As the focus of the exhibit, the 35-minute film appears in two versions: one cast in a red tint and one in blue. The show is also split in two, each room respectively displaying compositions to reflect the red and blue color scheme. Dzama describes the two films as a “Dadaist love story” and are doppelganger versions of each other; both films follow the same story line and choreography but feature different female leads. The story follows a fictitious romantic affair between Marcel Duchamp and one his models, Maria Martins. In the film, Martins enters into a game to save Duchamp who is being forced to mindlessly recite chess moves in captivity. It plays on an endless loop reflecting the cyclical theme of death and rebirth, while the Dadaist style and use of masks skew our perception between reality and fiction.
Une danse des bouffons is full of art historical references and recurrent motifs from Dzama’s past works such as chess. Works by artists such as Francis Picabia, Erwin Blumenfeld, and Francisco Goya inspired characters, props, and costumes. The choreography for the dance sequences were created by Vanessa Walters, while the musical score was created in collaboration with Arcade Fire members, William Butler, Jeremy Gara, and Tim Kingsbury. For the soundtrack, Dzama personally played several instruments including base, banjo, and mandolin.
The paintings shown in conjunction with the film were created after its completion. The subject matter of the watercolors includes characters and sequences borrowed from the film and are completed in Dzama’s signature, whimsical manner. In dialogue with them are dioramas and steel sculptural busts soldered and welded from the tins of Jumex tomatoes, a product found on location in Guadalajara, Mexico where Dzama was shooting another film, A Game of Chess. The dioramas and busts combine the central characters from his most recent films with figures from Dzama’s earlier works highlighting the artist’s expansive cast of subjects.

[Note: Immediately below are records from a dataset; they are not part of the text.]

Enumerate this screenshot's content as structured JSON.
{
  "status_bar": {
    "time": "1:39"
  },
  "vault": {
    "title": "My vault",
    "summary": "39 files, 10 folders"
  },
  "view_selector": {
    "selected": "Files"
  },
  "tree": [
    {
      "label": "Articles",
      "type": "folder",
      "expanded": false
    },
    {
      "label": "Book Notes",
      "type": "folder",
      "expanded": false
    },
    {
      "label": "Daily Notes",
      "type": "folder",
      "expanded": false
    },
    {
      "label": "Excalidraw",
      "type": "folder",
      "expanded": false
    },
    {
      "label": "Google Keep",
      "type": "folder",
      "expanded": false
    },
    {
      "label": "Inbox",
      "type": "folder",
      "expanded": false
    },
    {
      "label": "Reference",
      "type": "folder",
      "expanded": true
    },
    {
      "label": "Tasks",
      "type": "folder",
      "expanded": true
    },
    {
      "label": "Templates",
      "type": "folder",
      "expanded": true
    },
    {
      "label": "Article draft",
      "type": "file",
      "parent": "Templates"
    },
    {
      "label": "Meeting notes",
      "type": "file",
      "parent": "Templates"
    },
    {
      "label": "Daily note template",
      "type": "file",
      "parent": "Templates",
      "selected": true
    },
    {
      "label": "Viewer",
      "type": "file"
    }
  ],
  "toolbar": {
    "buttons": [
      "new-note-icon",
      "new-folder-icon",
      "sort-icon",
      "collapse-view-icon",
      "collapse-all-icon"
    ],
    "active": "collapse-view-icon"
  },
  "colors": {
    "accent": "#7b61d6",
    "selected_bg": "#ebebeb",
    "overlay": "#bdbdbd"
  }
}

Installed in the space connecting the red and blue gallery rooms is Dzama’s short video Death Disco Dance, which features characters based on chess pieces and dressed in black and white leotards. He described this video piece as a happy accident: he was able to use the dancers from A Game of Chess to create a synchronized yet improvisational dance that was choreographed on the spot. Dzama used a small drum machine to create the soundtrack.
“Une danse des bouffons” is on view at the David Zwirner gallery through October 25.